Could you also say "... ma quello non è il punto." ? If both are possible, is the given word order the more usual? I only ask because English is my first language, so the given order is trickier for me.
That's also another possibility. Here's a pattern you may have noticed by now... Remember guido io instead of io guido? Weird word orders usually mean the speaker is emphasizing something.
Great point. This sentence could mean "true, but that is not the point, this is the point, ie. special emphasis on the that. Just as guido io can mean I'm driving, not you.
I wrote "It's true, but that is not the point," and got it marked wrong???
I hope you reported it because, obviously, yours is a great translation. It usually accepts contractions like "it's", so this must just be an oversight. :)
So checking in here - why is this "quello" and not "quel" - probably should know this, but such as: http://iltavoloitaliano.com/Exercise_That_In_Italian/ says "quello" is for the "lo" with s/z nouns... without any context here... Of course all that I was doing in my version of this question was writing down what I heard, so I understood the meaning, but trying to figure out if "non e quel il punto" would work or why not... Thanks!
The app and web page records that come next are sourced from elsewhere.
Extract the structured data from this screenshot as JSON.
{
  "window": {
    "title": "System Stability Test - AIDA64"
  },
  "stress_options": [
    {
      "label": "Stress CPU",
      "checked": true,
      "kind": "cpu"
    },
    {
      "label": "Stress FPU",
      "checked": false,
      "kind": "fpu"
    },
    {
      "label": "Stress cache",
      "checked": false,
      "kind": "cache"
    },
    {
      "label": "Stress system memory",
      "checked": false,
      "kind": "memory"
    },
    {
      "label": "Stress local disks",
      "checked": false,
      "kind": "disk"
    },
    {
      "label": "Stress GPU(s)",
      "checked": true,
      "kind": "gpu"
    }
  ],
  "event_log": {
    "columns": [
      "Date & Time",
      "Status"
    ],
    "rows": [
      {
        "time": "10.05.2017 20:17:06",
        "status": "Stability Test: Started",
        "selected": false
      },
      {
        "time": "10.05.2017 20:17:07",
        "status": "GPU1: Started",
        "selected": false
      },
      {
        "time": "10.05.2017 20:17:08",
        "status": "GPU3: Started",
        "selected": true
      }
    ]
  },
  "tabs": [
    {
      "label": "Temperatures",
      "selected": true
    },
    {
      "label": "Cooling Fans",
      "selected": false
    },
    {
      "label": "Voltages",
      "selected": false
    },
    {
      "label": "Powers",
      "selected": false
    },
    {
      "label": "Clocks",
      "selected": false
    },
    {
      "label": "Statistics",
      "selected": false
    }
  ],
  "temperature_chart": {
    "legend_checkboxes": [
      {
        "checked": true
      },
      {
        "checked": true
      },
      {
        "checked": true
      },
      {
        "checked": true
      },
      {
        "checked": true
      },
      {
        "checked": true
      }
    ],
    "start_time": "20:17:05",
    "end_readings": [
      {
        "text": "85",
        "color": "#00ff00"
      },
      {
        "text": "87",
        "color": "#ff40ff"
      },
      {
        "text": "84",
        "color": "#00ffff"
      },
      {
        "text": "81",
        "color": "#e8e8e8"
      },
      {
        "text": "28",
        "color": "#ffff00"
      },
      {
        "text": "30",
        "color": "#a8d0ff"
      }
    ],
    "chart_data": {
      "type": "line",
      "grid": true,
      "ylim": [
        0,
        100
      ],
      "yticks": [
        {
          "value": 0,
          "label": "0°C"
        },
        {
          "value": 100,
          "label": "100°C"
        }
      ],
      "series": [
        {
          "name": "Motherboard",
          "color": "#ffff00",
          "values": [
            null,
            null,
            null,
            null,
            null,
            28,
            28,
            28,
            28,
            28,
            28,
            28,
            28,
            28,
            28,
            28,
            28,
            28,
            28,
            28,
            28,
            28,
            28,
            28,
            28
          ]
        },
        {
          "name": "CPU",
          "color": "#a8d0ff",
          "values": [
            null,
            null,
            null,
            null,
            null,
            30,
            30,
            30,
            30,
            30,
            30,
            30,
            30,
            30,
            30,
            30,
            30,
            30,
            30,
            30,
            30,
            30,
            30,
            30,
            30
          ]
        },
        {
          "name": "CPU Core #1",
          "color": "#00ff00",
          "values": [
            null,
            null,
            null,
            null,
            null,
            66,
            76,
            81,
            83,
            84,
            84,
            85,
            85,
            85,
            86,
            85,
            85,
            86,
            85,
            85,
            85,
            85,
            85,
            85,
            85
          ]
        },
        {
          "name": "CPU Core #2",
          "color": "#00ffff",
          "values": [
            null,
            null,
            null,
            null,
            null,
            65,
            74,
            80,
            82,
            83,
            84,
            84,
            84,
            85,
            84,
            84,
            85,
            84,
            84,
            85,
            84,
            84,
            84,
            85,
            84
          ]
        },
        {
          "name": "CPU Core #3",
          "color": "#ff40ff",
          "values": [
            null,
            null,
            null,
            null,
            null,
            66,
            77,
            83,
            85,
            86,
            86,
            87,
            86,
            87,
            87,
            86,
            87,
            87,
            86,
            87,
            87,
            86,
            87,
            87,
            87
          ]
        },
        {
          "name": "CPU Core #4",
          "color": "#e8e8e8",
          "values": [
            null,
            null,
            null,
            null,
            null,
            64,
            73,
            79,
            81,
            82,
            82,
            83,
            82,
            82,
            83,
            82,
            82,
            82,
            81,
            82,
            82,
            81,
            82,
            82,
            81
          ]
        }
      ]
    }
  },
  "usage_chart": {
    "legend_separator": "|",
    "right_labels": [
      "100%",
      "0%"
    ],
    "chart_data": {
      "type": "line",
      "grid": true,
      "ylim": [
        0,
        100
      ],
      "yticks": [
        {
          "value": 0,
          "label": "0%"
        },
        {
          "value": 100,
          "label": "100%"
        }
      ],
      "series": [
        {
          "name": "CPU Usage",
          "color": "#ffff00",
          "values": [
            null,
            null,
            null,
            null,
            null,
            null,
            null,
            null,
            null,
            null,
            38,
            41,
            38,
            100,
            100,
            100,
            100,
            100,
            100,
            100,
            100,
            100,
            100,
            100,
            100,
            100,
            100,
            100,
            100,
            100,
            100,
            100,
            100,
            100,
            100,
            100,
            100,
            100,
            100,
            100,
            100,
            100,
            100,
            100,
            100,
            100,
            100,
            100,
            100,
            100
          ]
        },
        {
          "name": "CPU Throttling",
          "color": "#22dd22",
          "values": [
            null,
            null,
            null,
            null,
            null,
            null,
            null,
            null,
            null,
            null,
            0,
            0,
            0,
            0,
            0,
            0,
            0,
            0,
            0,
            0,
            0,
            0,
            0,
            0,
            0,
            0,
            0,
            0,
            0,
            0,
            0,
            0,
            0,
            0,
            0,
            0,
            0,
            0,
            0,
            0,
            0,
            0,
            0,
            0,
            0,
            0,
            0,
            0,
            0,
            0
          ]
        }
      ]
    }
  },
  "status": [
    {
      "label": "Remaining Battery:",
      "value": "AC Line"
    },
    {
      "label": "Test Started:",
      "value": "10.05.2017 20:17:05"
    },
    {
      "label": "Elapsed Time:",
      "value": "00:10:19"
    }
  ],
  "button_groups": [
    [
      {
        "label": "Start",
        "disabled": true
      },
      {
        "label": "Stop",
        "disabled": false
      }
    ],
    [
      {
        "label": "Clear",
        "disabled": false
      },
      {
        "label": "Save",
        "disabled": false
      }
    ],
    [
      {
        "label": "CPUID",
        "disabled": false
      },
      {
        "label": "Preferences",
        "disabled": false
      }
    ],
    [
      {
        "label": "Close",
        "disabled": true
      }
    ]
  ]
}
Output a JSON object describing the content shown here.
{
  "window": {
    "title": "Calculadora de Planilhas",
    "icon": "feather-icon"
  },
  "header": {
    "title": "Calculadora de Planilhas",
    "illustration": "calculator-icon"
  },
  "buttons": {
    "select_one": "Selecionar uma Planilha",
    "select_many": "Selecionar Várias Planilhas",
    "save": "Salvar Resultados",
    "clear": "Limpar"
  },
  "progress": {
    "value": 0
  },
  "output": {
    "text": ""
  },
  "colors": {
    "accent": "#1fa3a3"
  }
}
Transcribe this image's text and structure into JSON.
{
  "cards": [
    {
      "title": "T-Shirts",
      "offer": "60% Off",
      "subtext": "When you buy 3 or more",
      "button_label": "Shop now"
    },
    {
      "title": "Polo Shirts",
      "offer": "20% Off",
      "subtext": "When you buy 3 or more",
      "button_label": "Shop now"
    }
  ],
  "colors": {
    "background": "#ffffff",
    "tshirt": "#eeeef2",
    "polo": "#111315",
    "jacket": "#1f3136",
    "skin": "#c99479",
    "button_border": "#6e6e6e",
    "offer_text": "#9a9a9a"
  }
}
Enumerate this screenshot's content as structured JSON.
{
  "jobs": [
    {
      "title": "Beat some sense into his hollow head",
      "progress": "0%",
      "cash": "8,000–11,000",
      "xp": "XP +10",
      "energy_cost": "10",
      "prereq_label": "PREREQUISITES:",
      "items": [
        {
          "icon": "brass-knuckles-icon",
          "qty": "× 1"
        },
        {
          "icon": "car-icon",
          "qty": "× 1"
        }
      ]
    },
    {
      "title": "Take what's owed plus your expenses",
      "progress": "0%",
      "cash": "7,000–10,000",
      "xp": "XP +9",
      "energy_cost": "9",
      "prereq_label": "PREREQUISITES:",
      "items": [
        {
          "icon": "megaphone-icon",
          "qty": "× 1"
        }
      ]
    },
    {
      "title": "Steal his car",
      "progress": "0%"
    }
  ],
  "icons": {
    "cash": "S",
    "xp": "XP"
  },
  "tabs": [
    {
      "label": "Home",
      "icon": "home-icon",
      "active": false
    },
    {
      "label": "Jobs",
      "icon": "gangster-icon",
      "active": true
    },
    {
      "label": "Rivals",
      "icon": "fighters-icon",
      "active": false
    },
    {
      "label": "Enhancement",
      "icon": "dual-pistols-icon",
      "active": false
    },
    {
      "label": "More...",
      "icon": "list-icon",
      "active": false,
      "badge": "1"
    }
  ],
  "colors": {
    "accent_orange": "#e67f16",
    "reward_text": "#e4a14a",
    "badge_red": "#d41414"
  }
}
quello, quella, quelli, quelle are demonstrative pronouns, i.e. words standing for a noun that you are pointing out, eg. quello è un bel fiore. (that is a beautiful flower) quel (before masc. noun beginning with a consonant), quell' (before mas or fem noun beginning with a vowel or h), quello (before a masc noun beginning with a z or s impure), quei (before masc plural nouns beginning with a consonant), quegli (before masc plural nouns beginning with a vowel, h, z or s impure), quella (before singular fem nouns), quelle (before fem plural nouns) are all demonstrative adjectives and precede a noun.